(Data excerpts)
Segment Open

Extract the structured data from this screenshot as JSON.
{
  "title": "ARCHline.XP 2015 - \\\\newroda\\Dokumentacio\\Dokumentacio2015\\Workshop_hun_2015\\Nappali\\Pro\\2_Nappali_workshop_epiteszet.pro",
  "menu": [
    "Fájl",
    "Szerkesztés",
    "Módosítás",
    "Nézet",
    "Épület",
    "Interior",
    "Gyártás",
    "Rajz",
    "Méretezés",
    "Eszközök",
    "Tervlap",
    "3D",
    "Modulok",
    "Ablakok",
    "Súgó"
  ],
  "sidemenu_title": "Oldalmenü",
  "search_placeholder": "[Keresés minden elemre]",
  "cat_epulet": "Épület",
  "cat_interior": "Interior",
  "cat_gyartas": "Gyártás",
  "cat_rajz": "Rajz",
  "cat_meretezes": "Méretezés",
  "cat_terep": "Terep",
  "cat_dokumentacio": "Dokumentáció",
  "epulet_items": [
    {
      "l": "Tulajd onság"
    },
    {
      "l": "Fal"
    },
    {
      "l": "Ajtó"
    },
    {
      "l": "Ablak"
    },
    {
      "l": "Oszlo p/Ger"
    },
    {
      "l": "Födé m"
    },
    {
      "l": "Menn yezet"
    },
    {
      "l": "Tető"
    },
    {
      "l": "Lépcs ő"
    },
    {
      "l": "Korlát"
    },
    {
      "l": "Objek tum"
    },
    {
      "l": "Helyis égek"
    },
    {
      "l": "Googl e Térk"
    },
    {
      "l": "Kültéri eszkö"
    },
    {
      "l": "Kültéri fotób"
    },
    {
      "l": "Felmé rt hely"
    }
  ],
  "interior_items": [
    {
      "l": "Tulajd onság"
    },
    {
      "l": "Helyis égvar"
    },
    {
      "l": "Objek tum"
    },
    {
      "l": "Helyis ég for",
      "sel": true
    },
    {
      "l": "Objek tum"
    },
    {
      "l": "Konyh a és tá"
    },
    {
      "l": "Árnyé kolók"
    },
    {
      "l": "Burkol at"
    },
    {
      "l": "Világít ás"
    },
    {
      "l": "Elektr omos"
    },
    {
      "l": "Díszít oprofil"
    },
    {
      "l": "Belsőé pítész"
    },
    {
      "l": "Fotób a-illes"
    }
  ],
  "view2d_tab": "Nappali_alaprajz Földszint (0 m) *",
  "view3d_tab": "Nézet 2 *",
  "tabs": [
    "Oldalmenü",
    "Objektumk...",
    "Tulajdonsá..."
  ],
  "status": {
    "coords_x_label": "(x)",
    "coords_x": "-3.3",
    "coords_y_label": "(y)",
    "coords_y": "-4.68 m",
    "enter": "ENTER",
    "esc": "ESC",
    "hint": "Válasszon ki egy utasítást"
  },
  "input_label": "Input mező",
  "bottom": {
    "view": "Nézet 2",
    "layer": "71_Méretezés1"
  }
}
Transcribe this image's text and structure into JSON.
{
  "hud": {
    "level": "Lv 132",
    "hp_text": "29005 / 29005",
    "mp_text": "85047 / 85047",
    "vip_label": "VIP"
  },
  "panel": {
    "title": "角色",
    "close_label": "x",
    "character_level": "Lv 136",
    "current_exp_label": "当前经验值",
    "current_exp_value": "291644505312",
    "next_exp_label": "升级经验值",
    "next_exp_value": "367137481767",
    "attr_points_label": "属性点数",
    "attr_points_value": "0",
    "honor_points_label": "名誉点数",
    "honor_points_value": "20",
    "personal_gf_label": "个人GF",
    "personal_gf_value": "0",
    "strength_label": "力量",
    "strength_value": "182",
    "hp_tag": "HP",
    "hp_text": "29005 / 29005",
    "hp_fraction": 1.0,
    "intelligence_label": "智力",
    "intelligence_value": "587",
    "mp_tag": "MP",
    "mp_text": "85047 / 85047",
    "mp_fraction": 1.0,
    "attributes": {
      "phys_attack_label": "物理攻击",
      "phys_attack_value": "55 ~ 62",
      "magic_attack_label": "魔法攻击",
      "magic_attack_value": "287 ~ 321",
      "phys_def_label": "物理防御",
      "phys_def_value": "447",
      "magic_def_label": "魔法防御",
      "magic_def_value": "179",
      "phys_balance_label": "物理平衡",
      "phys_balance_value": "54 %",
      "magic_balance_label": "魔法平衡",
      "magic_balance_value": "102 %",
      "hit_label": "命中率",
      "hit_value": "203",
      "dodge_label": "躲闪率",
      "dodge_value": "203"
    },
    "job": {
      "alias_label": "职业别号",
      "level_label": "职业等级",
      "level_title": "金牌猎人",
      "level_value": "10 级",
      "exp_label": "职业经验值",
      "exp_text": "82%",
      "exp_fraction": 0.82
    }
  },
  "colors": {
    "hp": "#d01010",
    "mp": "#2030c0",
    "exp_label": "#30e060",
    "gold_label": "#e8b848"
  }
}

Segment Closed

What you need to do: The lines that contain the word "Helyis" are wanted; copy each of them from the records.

Result:
      "l": "Helyis égek"
      "l": "Helyis égvar"
      "l": "Helyis ég for",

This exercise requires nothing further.